## THE TASK
Which of the lines below include "Permissions"? Each one should be copied out.

## EXCERPTED DATA
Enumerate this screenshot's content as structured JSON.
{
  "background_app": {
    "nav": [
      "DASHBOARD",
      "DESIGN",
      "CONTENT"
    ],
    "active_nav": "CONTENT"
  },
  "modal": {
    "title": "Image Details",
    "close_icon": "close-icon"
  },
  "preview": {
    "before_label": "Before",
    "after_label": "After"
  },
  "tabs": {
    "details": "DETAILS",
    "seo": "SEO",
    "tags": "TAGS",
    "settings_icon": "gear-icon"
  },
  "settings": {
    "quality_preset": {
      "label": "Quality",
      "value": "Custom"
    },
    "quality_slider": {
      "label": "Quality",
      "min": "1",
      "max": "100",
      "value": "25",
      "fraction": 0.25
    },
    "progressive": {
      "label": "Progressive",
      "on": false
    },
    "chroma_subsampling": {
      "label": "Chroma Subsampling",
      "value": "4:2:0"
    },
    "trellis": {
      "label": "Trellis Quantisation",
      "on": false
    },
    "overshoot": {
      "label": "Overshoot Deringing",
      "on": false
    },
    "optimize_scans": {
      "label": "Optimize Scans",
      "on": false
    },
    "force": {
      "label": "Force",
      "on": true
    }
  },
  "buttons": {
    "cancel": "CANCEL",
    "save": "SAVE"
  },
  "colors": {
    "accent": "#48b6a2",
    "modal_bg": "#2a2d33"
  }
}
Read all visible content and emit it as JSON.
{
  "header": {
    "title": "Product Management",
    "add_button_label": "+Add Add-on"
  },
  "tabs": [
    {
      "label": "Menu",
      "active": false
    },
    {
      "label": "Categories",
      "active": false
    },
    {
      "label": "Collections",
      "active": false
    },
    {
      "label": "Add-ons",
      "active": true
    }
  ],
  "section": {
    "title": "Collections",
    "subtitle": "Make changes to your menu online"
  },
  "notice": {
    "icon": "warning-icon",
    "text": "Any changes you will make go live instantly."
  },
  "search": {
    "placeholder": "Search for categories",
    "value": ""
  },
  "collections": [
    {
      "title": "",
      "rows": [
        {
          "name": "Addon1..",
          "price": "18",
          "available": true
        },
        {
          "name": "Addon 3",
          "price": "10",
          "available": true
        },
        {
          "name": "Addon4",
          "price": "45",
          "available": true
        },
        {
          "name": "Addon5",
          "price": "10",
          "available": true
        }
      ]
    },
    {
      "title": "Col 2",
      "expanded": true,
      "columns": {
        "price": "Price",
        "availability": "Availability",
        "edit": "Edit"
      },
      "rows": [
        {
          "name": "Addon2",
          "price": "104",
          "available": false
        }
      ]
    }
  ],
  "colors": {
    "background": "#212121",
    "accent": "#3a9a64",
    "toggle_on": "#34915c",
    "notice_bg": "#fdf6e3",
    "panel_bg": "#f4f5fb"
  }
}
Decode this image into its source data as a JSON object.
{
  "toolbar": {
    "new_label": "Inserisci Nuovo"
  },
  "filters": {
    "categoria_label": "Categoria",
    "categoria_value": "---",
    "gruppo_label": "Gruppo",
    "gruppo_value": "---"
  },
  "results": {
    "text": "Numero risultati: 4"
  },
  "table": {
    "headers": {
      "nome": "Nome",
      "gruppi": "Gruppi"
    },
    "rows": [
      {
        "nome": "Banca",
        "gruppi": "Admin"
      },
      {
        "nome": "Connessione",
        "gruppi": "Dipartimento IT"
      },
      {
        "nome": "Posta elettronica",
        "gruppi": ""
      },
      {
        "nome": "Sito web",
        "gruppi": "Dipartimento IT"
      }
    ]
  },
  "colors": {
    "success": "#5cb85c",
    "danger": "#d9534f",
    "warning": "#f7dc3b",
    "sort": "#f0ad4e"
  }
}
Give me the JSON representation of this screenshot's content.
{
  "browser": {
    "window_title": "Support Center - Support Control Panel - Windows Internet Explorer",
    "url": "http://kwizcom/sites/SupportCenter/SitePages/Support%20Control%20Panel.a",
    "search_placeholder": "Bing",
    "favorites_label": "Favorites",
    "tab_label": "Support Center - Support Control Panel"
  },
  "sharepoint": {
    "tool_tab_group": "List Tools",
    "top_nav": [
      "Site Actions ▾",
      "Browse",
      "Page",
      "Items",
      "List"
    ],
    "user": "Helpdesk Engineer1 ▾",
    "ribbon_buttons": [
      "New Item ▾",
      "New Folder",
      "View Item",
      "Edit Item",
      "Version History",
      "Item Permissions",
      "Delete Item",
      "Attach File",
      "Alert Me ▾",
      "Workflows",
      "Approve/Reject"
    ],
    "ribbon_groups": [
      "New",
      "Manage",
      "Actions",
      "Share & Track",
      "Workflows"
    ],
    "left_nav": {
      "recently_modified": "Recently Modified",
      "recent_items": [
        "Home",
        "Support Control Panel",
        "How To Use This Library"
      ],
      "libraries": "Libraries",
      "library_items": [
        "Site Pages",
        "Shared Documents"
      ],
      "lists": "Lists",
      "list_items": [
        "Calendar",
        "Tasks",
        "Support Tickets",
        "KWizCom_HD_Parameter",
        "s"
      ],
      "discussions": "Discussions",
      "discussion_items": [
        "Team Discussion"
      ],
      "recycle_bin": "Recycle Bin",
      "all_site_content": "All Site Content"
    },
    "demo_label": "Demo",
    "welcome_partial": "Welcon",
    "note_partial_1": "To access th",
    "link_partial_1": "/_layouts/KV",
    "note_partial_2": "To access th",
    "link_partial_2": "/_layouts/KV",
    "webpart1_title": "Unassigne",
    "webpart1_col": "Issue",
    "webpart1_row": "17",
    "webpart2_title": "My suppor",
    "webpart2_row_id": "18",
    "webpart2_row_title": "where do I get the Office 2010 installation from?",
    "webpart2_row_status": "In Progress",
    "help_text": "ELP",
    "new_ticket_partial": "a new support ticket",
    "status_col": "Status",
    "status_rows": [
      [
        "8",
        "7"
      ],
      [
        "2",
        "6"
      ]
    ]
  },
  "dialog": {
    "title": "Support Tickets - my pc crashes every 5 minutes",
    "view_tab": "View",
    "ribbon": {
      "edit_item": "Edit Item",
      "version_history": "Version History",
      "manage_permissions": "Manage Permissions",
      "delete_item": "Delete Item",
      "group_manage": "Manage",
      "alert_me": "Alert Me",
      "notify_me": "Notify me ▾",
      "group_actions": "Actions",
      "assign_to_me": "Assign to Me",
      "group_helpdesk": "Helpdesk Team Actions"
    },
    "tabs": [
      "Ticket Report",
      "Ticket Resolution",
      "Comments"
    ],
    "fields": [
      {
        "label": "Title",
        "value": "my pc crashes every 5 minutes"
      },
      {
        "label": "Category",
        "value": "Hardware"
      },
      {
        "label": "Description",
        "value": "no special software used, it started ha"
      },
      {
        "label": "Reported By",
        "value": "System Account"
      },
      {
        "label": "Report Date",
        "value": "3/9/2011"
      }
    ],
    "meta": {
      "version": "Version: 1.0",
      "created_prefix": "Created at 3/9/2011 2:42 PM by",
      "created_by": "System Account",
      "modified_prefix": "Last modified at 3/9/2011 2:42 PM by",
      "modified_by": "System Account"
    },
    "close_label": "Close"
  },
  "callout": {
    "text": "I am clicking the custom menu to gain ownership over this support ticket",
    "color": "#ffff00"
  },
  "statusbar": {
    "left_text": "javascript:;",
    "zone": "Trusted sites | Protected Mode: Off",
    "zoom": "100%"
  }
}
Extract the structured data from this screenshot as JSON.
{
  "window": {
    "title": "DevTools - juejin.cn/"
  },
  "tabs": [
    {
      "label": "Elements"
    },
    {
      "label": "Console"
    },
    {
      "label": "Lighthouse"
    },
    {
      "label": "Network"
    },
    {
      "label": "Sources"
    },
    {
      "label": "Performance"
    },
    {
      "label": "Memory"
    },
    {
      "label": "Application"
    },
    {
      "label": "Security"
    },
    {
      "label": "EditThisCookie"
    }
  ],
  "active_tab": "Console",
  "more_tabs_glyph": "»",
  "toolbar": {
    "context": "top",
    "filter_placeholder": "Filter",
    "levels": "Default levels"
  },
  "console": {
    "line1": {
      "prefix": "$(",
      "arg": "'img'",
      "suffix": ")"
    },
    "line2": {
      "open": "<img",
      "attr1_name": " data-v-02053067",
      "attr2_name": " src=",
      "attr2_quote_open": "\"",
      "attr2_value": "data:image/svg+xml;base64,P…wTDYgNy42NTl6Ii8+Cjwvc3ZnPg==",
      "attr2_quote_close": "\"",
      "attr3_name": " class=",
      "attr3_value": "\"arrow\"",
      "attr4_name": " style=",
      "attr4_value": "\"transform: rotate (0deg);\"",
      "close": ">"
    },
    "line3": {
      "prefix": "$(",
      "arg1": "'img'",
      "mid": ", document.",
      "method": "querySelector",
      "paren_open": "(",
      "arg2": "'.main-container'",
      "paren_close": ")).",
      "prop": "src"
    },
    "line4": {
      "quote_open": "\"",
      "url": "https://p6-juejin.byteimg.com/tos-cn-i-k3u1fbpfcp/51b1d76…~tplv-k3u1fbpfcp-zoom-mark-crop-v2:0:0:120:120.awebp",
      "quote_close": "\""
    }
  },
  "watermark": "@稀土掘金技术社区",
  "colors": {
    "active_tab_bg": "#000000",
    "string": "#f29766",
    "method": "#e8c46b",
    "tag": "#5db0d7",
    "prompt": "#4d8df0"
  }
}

## ANSWER TO THIS PROBLEM
      "Item Permissions",
      "manage_permissions": "Manage Permissions",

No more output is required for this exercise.